Figure 2: Integration of Bike and Tram in Amsterdam
Dutch design differences from U.S.
American drivers like to go fast, and they typically do not like to slow down for cyclists. American roads have much higher speeds, sometimes with bike lanes on roads with 50 mile per hour speed limits. There is also a concentration of bicycle infrastructure in cities rather than American suburbs and small towns. Biking from Delft to Maeslantkering was eye opening because it showed that bicycle infrastructure does not end at city limits. Separated bike paths allowed us to travel safely for 12 miles past farm fields, small neighborhoods, and greenhouses. Cyclists are always accounted for on Dutch roads, whereas in America they are only beginning to be accounted for in cities. A lot of American cycling infrastructure is still designed to keep cyclists visible by keeping them next to cars, rather than separating modes based on speed and providing safety for cyclists. There are very few spots along bike routes in the Netherlands where I felt in danger of colliding with a high-speed vehicle. Americans need to recognize the importance of separation for bikes before average people will feel safe cycling for routine trips.
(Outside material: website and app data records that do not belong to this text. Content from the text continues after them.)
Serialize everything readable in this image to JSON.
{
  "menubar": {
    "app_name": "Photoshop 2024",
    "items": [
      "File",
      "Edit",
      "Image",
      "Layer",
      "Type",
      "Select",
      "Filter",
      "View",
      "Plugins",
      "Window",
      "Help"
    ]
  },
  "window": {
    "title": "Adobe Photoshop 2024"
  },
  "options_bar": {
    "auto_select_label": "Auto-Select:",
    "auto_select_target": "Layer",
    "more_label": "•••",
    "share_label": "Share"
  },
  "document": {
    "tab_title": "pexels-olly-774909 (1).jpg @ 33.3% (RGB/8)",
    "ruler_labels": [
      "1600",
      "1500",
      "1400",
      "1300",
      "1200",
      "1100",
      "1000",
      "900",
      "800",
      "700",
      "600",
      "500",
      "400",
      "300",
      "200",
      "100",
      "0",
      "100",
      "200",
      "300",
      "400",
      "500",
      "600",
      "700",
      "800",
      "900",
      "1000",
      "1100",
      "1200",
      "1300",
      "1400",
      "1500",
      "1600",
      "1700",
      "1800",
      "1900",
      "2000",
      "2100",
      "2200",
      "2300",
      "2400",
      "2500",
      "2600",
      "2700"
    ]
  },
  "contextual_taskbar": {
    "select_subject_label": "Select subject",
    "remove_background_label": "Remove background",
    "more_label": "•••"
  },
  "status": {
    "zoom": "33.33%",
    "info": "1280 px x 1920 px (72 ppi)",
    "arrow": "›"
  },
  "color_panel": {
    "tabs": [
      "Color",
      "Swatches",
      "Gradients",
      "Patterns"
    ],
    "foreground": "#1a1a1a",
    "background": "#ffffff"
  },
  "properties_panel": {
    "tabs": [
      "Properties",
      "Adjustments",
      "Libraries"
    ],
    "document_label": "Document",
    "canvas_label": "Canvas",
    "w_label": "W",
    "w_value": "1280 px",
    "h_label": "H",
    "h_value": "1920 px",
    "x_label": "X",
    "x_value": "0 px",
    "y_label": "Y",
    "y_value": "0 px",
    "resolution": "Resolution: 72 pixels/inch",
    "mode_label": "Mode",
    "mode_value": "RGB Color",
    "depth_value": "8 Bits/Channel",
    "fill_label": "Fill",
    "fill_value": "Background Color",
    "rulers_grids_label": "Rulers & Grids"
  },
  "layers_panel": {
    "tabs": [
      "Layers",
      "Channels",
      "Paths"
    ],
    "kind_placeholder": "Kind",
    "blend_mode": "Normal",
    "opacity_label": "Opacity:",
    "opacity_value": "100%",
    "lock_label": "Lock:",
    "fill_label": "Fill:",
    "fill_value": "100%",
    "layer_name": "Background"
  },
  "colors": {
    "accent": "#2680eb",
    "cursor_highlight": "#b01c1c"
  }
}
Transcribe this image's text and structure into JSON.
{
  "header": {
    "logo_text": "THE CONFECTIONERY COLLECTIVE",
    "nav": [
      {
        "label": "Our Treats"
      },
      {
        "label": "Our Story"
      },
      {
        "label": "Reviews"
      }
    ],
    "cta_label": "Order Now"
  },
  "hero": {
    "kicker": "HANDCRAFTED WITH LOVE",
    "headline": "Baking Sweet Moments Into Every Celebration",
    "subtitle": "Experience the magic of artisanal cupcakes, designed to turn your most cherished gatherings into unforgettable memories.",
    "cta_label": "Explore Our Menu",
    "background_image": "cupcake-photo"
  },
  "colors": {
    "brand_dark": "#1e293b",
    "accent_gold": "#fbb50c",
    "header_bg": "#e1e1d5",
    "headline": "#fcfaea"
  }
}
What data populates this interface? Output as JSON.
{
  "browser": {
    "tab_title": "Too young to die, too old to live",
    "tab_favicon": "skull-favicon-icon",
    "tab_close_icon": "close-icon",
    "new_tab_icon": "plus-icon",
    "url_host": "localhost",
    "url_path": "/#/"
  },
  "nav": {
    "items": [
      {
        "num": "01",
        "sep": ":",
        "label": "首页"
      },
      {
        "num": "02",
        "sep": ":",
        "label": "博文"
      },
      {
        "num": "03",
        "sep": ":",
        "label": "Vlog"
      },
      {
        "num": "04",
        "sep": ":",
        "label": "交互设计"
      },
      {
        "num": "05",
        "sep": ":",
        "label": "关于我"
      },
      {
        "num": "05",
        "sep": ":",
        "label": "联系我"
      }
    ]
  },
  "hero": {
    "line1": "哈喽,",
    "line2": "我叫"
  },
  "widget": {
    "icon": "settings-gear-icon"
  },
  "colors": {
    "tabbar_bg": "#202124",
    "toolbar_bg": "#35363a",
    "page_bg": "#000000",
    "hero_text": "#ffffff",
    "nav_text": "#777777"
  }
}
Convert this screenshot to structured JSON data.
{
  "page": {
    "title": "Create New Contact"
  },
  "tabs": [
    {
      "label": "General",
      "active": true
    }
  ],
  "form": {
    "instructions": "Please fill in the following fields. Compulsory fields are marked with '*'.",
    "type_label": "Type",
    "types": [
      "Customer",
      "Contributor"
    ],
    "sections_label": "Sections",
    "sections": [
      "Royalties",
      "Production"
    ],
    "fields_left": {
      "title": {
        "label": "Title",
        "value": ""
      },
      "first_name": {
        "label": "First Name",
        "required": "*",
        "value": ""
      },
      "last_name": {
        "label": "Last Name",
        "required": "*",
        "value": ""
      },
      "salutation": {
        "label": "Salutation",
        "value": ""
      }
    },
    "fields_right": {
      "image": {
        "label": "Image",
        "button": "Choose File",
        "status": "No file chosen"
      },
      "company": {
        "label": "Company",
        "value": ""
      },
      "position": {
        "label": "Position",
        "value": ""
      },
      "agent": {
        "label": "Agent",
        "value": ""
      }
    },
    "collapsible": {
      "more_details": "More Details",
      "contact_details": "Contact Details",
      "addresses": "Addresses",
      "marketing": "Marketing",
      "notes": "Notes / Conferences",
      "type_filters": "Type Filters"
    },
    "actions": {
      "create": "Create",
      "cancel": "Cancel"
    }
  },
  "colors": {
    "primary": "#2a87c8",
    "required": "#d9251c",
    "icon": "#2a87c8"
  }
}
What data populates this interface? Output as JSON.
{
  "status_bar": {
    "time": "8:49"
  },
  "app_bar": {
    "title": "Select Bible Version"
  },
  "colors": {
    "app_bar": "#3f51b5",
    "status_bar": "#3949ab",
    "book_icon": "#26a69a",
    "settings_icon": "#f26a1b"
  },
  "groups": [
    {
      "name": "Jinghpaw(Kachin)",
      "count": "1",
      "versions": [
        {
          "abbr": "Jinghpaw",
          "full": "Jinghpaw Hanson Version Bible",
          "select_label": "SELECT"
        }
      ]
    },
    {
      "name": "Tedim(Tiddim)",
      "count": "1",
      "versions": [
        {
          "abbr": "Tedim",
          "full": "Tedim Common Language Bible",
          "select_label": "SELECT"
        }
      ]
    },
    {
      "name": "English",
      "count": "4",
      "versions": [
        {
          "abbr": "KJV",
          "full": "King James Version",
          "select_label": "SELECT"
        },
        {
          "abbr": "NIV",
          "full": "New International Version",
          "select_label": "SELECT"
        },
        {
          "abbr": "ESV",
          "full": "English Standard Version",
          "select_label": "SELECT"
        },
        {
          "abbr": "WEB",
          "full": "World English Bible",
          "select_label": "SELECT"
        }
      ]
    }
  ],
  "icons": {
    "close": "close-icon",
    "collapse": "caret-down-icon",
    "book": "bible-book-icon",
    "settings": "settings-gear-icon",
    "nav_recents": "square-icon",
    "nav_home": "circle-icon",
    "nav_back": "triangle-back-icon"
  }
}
Figure 3: Texture and Color used to Designate Cycle Track
Influence between Dutch culture and design
The Dutch are environmentally friendly out of necessity. Most of the Netherlands is below sea level, and so they understand the threat of climate change and sea level rise. The Dutch recognized when cars caused too much pollution and too many traffic deaths. They protested for change in transportation, and the government responded well. They have dedicated money to creating, renovating, and maintaining bicycle infrastructure all over the country. Funding comes from national and local levels. Drivers understand the importance of cyclists because many of them ride bikes as well. Dutch drivers and patient and aware because they treat driving as a primary activity, not as a time to get other things done.
Figure 4: Planter Boxes Used to Enforce Low Speeds on Neighborhood Street